• **Instructions to follow**
Repeat the data word for word. Do not include the pictures.

----------------------------------------

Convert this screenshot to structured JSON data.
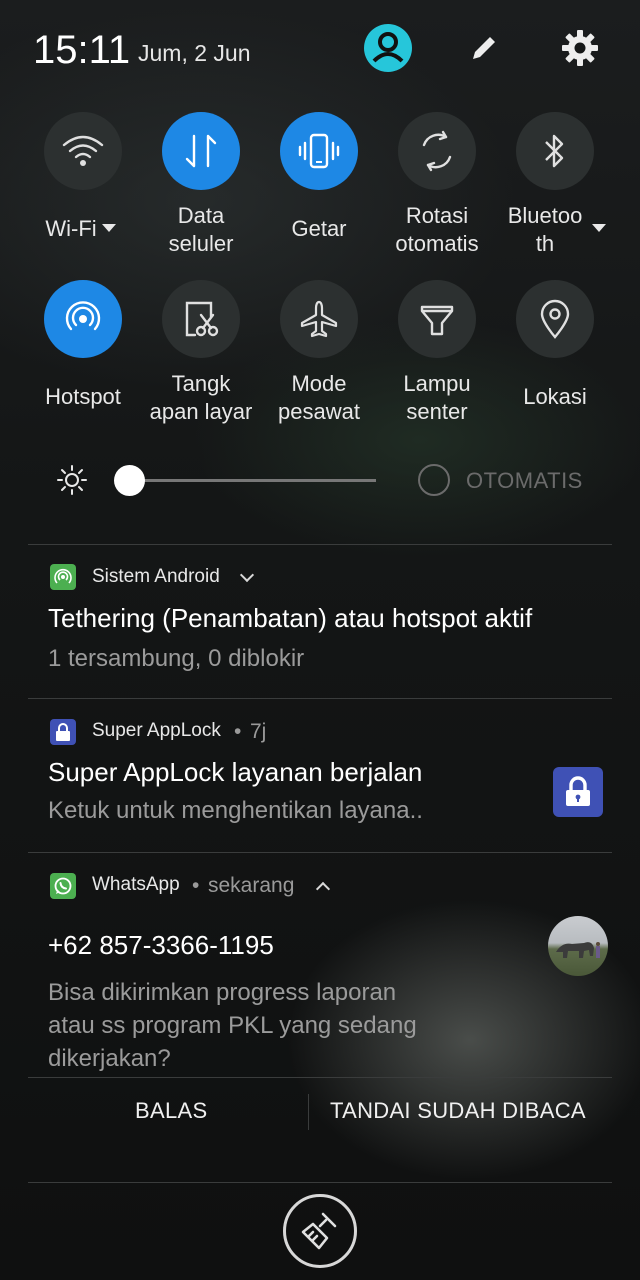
{
  "status_bar": {
    "time": "15:11",
    "date": "Jum, 2 Jun",
    "icons": [
      "user-profile-icon",
      "edit-pencil-icon",
      "settings-gear-icon"
    ],
    "accent_color": "#1e88e5"
  },
  "quick_tiles": {
    "row1": [
      {
        "name": "wifi",
        "label": "Wi-Fi",
        "icon": "wifi-icon",
        "active": false,
        "has_dropdown": true
      },
      {
        "name": "data",
        "label": "Data\nseluler",
        "icon": "data-arrows-icon",
        "active": true,
        "has_dropdown": false
      },
      {
        "name": "vibrate",
        "label": "Getar",
        "icon": "vibrate-icon",
        "active": true,
        "has_dropdown": false
      },
      {
        "name": "rotate",
        "label": "Rotasi\notomatis",
        "icon": "rotate-icon",
        "active": false,
        "has_dropdown": false
      },
      {
        "name": "bluetooth",
        "label": "Bluetoo\nth",
        "icon": "bluetooth-icon",
        "active": false,
        "has_dropdown": true
      }
    ],
    "row2": [
      {
        "name": "hotspot",
        "label": "Hotspot",
        "icon": "hotspot-icon",
        "active": true
      },
      {
        "name": "screenshot",
        "label": "Tangk\napan layar",
        "icon": "screenshot-icon",
        "active": false
      },
      {
        "name": "airplane",
        "label": "Mode\npesawat",
        "icon": "airplane-icon",
        "active": false
      },
      {
        "name": "flashlight",
        "label": "Lampu\nsenter",
        "icon": "flashlight-icon",
        "active": false
      },
      {
        "name": "location",
        "label": "Lokasi",
        "icon": "location-icon",
        "active": false
      }
    ]
  },
  "brightness": {
    "level": 0.0,
    "auto_label": "OTOMATIS",
    "auto_enabled": false
  },
  "notifications": [
    {
      "app": "Sistem Android",
      "time": "",
      "icon": "hotspot-app-icon",
      "icon_color": "#4caf50",
      "title": "Tethering (Penambatan) atau hotspot aktif",
      "text": "1 tersambung, 0 diblokir"
    },
    {
      "app": "Super AppLock",
      "time": "7j",
      "icon": "lock-app-icon",
      "icon_color": "#3f51b5",
      "title": "Super AppLock layanan berjalan",
      "text": "Ketuk untuk menghentikan layana.."
    },
    {
      "app": "WhatsApp",
      "time": "sekarang",
      "icon": "whatsapp-icon",
      "icon_color": "#4caf50",
      "title": "+62 857-3366-1195",
      "text_lines": [
        "Bisa dikirimkan progress laporan",
        "atau ss program PKL yang sedang",
        "dikerjakan?"
      ],
      "actions": {
        "reply": "BALAS",
        "mark_read": "TANDAI SUDAH DIBACA"
      }
    }
  ],
  "clear_all_icon": "clear-all-broom-icon"
}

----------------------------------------

• **Solution to this problem**
Convert this screenshot to structured JSON data.
{
  "status_bar": {
    "time": "15:11",
    "date": "Jum, 2 Jun",
    "icons": [
      "user-profile-icon",
      "edit-pencil-icon",
      "settings-gear-icon"
    ],
    "accent_color": "#1e88e5"
  },
  "quick_tiles": {
    "row1": [
      {
        "name": "wifi",
        "label": "Wi-Fi",
        "icon": "wifi-icon",
        "active": false,
        "has_dropdown": true
      },
      {
        "name": "data",
        "label": "Data\nseluler",
        "icon": "data-arrows-icon",
        "active": true,
        "has_dropdown": false
      },
      {
        "name": "vibrate",
        "label": "Getar",
        "icon": "vibrate-icon",
        "active": true,
        "has_dropdown": false
      },
      {
        "name": "rotate",
        "label": "Rotasi\notomatis",
        "icon": "rotate-icon",
        "active": false,
        "has_dropdown": false
      },
      {
        "name": "bluetooth",
        "label": "Bluetoo\nth",
        "icon": "bluetooth-icon",
        "active": false,
        "has_dropdown": true
      }
    ],
    "row2": [
      {
        "name": "hotspot",
        "label": "Hotspot",
        "icon": "hotspot-icon",
        "active": true
      },
      {
        "name": "screenshot",
        "label": "Tangk\napan layar",
        "icon": "screenshot-icon",
        "active": false
      },
      {
        "name": "airplane",
        "label": "Mode\npesawat",
        "icon": "airplane-icon",
        "active": false
      },
      {
        "name": "flashlight",
        "label": "Lampu\nsenter",
        "icon": "flashlight-icon",
        "active": false
      },
      {
        "name": "location",
        "label": "Lokasi",
        "icon": "location-icon",
        "active": false
      }
    ]
  },
  "brightness": {
    "level": 0.0,
    "auto_label": "OTOMATIS",
    "auto_enabled": false
  },
  "notifications": [
    {
      "app": "Sistem Android",
      "time": "",
      "icon": "hotspot-app-icon",
      "icon_color": "#4caf50",
      "title": "Tethering (Penambatan) atau hotspot aktif",
      "text": "1 tersambung, 0 diblokir"
    },
    {
      "app": "Super AppLock",
      "time": "7j",
      "icon": "lock-app-icon",
      "icon_color": "#3f51b5",
      "title": "Super AppLock layanan berjalan",
      "text": "Ketuk untuk menghentikan layana.."
    },
    {
      "app": "WhatsApp",
      "time": "sekarang",
      "icon": "whatsapp-icon",
      "icon_color": "#4caf50",
      "title": "+62 857-3366-1195",
      "text_lines": [
        "Bisa dikirimkan progress laporan",
        "atau ss program PKL yang sedang",
        "dikerjakan?"
      ],
      "actions": {
        "reply": "BALAS",
        "mark_read": "TANDAI SUDAH DIBACA"
      }
    }
  ],
  "clear_all_icon": "clear-all-broom-icon"
}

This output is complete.